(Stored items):
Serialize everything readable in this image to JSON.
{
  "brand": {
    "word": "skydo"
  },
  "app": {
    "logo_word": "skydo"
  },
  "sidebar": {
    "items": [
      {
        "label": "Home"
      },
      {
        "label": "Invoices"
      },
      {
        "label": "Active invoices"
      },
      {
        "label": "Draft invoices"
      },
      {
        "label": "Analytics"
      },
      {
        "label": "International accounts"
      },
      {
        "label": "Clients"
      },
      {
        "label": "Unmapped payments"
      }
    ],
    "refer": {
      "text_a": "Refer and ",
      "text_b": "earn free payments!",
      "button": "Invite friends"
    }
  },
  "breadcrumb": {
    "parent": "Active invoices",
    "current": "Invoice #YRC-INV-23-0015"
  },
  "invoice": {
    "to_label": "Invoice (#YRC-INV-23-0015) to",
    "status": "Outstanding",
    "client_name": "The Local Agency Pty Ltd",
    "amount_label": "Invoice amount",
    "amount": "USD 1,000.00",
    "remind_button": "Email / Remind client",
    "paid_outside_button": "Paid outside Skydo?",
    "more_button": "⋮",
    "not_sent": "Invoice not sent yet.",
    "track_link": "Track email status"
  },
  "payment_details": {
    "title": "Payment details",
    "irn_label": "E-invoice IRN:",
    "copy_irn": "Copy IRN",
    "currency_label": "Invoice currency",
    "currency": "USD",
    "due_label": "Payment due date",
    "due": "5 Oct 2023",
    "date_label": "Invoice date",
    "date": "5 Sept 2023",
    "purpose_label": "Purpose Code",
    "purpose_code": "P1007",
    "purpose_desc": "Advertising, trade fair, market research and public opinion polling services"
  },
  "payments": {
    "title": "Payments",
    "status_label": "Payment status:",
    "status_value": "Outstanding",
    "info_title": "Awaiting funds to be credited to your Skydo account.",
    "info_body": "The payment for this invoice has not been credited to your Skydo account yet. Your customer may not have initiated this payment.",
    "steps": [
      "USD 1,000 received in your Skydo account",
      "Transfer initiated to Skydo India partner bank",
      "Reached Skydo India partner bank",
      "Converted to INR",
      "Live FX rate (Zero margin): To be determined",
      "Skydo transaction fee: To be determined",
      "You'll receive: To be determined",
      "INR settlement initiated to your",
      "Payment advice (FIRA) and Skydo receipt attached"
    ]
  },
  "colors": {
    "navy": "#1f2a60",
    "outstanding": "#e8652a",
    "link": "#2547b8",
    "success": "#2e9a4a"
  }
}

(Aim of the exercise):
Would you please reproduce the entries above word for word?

(Written answer):
Serialize everything readable in this image to JSON.
{
  "brand": {
    "word": "skydo"
  },
  "app": {
    "logo_word": "skydo"
  },
  "sidebar": {
    "items": [
      {
        "label": "Home"
      },
      {
        "label": "Invoices"
      },
      {
        "label": "Active invoices"
      },
      {
        "label": "Draft invoices"
      },
      {
        "label": "Analytics"
      },
      {
        "label": "International accounts"
      },
      {
        "label": "Clients"
      },
      {
        "label": "Unmapped payments"
      }
    ],
    "refer": {
      "text_a": "Refer and ",
      "text_b": "earn free payments!",
      "button": "Invite friends"
    }
  },
  "breadcrumb": {
    "parent": "Active invoices",
    "current": "Invoice #YRC-INV-23-0015"
  },
  "invoice": {
    "to_label": "Invoice (#YRC-INV-23-0015) to",
    "status": "Outstanding",
    "client_name": "The Local Agency Pty Ltd",
    "amount_label": "Invoice amount",
    "amount": "USD 1,000.00",
    "remind_button": "Email / Remind client",
    "paid_outside_button": "Paid outside Skydo?",
    "more_button": "⋮",
    "not_sent": "Invoice not sent yet.",
    "track_link": "Track email status"
  },
  "payment_details": {
    "title": "Payment details",
    "irn_label": "E-invoice IRN:",
    "copy_irn": "Copy IRN",
    "currency_label": "Invoice currency",
    "currency": "USD",
    "due_label": "Payment due date",
    "due": "5 Oct 2023",
    "date_label": "Invoice date",
    "date": "5 Sept 2023",
    "purpose_label": "Purpose Code",
    "purpose_code": "P1007",
    "purpose_desc": "Advertising, trade fair, market research and public opinion polling services"
  },
  "payments": {
    "title": "Payments",
    "status_label": "Payment status:",
    "status_value": "Outstanding",
    "info_title": "Awaiting funds to be credited to your Skydo account.",
    "info_body": "The payment for this invoice has not been credited to your Skydo account yet. Your customer may not have initiated this payment.",
    "steps": [
      "USD 1,000 received in your Skydo account",
      "Transfer initiated to Skydo India partner bank",
      "Reached Skydo India partner bank",
      "Converted to INR",
      "Live FX rate (Zero margin): To be determined",
      "Skydo transaction fee: To be determined",
      "You'll receive: To be determined",
      "INR settlement initiated to your",
      "Payment advice (FIRA) and Skydo receipt attached"
    ]
  },
  "colors": {
    "navy": "#1f2a60",
    "outstanding": "#e8652a",
    "link": "#2547b8",
    "success": "#2e9a4a"
  }
}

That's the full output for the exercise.